According to the Combined Cathedral Chapters’ statutes, the foundation’s activities are geared toward promoting the churches in its possession and protecting and caring for church and church-owned cultural heritage, institutions, buildings and other assets to the best of its capabilities.
Preserving and presenting their exceptional cultural heritage, the Combined Cathedral Chapters play a major role in Saxony-Anhalt’s image as a state with cultural heritage. In addition to numerous other ensembles of buildings, two cathedrals, two parish churches and one abbey church, which are some of Germany’s most important religious buildings, manifest the superlative cultural heritage value of the foundation’s rich architectural heritage. With their exceptional works of art and rare religious objects, the cathedral treasuries in Merseburg and Naumburg provide fascinating insight into the sumptuous decoration of the two cathedrals. What is more, the chapter libraries and archives that grew up there from the Middle Ages onward house a unique collection of rare written records from over 1,500 years. Over 180,000 guests from all over the world come see this superb cultural heritage in Central Germany every year.
The strong ties to the Combined Cathedral Chapters’ ecclesiastical roots also became vitally evident in the 21st century. The churches in Merseburg, Naumburg and Zeitz owned by the foundation have a thousand-year tradition of worship and ministry. The preservation of these houses of worship and the promotion of active parish life are some of the top priorities of the foundation’s work.
Important churches have always patronized exceptional contemporaneous art. Naturally, the foundation is intent on involving nationally and internationally renowned contemporary artists, such as Neo Rauch, Thomas Kuzio and Heinrich Apel, in the design and decoration of their liturgical spaces and associated buildings.
Cathedral chapters were also places of learning in the Middle Ages. The cathedral schools established in Merseburg and Naumburg in the 11th century live on today in both cities as cathedral high schools. They still maintain close contact in school ceremonies and concrete educational projects. The cathedral chapters’ traditional ties to the three important Central German universities in Halle, Leipzig and Jena, forming the geographic center of the foundation’s locations, is the foundation of a dense network of collaborative relationships with these centers of research and education. The European Romanesque Center is a research institute located in the close complex of Merseburg Cathedral.
The cathedral chapter has enacted statutes of its own since the High Middle Ages, which are codified by a resolution at a meeting of the chapter.
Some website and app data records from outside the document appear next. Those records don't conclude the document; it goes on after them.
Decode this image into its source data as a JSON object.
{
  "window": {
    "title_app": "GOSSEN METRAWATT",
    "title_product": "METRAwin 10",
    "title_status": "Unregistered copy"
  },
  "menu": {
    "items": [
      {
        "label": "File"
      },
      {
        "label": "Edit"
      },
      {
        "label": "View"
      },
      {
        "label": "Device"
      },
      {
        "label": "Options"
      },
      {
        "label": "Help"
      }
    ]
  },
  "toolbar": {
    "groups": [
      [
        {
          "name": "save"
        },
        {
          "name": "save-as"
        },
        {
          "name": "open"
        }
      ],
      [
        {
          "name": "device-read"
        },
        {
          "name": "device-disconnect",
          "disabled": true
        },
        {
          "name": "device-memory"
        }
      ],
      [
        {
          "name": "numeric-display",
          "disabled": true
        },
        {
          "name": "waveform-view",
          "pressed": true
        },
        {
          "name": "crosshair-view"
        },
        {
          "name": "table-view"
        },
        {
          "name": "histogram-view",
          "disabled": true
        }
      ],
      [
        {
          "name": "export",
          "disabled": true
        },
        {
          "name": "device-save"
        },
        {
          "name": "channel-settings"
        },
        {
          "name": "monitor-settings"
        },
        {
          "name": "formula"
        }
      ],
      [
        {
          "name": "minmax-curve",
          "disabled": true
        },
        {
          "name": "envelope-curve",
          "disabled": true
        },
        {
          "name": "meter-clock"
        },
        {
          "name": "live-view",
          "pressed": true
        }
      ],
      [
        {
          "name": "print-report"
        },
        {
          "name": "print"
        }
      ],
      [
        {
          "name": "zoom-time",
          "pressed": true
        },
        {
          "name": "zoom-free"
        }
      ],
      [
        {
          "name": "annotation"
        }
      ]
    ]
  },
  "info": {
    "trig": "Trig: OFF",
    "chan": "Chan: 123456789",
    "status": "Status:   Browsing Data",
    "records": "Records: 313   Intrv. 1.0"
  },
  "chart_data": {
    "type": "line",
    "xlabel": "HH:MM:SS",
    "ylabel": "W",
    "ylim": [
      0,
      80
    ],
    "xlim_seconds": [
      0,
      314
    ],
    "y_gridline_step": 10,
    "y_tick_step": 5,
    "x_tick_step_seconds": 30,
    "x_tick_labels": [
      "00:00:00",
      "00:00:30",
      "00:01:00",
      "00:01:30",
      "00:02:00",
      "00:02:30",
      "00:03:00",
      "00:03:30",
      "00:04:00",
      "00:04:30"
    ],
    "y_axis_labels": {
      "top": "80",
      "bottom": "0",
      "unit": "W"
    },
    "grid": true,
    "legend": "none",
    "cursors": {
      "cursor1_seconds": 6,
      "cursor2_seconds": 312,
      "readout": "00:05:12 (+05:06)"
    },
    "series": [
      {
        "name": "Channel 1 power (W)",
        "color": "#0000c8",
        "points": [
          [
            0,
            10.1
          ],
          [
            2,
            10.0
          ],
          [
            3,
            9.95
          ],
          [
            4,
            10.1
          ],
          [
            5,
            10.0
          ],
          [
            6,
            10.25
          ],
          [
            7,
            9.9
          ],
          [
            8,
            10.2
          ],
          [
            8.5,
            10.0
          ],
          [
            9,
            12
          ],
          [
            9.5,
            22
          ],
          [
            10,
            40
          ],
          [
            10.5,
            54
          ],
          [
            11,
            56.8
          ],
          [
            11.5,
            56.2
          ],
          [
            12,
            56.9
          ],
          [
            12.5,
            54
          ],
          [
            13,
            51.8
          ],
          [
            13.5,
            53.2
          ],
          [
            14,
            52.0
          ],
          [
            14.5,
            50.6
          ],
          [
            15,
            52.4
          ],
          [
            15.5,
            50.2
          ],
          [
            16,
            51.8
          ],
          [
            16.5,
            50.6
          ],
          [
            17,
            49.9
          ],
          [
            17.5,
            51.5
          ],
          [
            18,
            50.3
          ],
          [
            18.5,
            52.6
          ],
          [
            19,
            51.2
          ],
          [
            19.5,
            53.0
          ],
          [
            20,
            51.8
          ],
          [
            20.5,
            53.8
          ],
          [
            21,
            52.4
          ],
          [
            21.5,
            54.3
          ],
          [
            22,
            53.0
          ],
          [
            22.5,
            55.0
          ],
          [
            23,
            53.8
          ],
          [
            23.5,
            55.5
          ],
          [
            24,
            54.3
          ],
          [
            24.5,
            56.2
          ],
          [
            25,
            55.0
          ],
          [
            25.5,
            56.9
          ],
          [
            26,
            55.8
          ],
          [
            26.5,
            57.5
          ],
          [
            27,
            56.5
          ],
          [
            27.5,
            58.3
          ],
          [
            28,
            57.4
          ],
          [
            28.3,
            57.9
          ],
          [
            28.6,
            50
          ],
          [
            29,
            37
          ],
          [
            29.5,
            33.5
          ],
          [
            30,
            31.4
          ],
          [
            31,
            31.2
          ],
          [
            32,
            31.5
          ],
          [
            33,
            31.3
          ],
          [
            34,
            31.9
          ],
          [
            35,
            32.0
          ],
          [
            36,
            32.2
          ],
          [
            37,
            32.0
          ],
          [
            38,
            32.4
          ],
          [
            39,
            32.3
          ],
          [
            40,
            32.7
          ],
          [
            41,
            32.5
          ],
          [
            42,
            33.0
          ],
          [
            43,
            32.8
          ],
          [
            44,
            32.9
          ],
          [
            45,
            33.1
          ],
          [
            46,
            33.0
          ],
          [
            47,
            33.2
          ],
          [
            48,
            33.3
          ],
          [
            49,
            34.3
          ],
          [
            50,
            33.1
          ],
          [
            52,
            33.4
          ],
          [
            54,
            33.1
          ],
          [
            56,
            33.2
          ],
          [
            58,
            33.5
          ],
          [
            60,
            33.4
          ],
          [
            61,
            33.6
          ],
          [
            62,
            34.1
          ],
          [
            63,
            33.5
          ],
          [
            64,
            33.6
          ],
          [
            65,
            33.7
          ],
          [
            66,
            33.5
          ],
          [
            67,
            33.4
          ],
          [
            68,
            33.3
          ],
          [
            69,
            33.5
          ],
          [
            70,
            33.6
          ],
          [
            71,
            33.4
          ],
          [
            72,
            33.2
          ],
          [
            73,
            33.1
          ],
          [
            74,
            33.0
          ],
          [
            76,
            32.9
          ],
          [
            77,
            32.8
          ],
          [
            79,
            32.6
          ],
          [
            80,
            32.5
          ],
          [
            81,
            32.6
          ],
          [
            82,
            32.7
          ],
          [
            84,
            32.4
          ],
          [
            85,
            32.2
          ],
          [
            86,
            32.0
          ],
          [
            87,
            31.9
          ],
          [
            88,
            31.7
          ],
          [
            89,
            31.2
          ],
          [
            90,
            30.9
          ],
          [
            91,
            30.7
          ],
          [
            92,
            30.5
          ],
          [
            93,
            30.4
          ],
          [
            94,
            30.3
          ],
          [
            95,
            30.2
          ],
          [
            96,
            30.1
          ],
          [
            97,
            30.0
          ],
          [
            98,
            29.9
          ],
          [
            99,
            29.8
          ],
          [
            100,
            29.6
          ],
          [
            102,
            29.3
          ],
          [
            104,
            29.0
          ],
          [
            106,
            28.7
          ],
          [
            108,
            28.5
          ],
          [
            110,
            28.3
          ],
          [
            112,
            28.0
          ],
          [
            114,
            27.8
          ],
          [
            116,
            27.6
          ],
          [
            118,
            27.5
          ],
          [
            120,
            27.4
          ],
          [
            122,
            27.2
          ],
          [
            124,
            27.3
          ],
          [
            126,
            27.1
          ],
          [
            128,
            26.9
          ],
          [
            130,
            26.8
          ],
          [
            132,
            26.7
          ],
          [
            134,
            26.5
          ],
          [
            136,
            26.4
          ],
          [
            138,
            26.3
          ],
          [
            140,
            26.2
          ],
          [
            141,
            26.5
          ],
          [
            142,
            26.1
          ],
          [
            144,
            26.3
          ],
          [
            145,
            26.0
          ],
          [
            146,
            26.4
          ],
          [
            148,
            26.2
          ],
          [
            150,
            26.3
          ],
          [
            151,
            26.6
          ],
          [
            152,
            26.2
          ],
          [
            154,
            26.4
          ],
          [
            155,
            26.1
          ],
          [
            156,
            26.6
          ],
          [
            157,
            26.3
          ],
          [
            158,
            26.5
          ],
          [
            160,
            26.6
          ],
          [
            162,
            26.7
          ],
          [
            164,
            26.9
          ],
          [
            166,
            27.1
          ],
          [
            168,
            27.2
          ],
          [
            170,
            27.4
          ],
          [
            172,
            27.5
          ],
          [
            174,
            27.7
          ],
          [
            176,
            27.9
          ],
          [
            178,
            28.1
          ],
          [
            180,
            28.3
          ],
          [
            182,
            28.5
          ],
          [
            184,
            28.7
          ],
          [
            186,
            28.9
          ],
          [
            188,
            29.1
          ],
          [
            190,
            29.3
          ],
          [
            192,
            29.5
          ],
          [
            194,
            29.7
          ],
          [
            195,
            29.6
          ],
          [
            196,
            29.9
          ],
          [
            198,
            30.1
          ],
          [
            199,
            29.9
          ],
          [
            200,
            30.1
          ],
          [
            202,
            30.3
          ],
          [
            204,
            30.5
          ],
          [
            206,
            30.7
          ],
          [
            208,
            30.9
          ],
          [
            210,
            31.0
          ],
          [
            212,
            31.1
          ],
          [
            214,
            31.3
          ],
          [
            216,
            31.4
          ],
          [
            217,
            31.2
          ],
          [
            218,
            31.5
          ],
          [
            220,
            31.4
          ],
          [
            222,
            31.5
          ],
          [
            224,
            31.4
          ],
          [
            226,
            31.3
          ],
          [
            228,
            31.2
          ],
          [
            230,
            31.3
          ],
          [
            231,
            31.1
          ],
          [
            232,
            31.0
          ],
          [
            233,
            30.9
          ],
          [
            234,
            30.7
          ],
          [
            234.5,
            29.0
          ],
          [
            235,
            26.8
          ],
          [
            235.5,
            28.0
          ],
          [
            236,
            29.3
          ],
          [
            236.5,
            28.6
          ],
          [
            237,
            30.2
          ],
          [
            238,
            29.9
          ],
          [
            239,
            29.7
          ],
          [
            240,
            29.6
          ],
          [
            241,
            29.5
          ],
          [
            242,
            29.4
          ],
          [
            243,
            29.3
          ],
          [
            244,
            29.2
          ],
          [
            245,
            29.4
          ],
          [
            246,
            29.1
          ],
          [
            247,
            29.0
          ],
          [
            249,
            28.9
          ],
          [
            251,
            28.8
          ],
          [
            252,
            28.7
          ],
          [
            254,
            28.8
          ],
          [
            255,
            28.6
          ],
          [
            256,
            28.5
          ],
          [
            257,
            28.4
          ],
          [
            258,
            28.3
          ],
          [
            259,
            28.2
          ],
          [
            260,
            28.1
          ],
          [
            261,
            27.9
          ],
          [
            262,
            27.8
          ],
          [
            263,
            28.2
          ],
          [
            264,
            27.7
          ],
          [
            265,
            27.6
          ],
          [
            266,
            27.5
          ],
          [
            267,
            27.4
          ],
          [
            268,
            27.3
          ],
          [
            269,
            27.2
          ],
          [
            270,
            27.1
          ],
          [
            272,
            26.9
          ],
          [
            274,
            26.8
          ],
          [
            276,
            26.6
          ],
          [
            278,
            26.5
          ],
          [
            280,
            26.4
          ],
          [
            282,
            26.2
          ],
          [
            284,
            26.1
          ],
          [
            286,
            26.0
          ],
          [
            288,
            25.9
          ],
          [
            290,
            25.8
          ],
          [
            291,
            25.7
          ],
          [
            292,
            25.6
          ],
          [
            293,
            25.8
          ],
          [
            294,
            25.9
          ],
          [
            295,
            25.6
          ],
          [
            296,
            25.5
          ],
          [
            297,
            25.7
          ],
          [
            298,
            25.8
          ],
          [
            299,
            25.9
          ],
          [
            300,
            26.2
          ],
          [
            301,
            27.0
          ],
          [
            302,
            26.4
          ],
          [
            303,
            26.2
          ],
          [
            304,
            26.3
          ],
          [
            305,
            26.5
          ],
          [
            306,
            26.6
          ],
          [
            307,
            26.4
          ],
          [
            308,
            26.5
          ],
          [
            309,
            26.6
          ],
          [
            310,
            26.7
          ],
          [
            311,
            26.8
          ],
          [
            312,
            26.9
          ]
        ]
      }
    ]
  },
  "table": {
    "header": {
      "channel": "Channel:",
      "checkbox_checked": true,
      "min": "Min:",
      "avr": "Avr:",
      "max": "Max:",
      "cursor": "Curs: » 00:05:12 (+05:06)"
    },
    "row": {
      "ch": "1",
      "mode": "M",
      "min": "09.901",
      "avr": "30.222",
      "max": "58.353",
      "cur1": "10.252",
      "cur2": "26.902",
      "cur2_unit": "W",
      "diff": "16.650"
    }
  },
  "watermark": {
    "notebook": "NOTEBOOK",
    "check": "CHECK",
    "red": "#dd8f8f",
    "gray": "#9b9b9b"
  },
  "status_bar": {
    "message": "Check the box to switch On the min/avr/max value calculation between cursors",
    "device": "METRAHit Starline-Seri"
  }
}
The text of the statutes is confirmed by the government of the state of Saxony-Anhalt. The Combined Cathedral Chapters’ current statutes date from November 2011.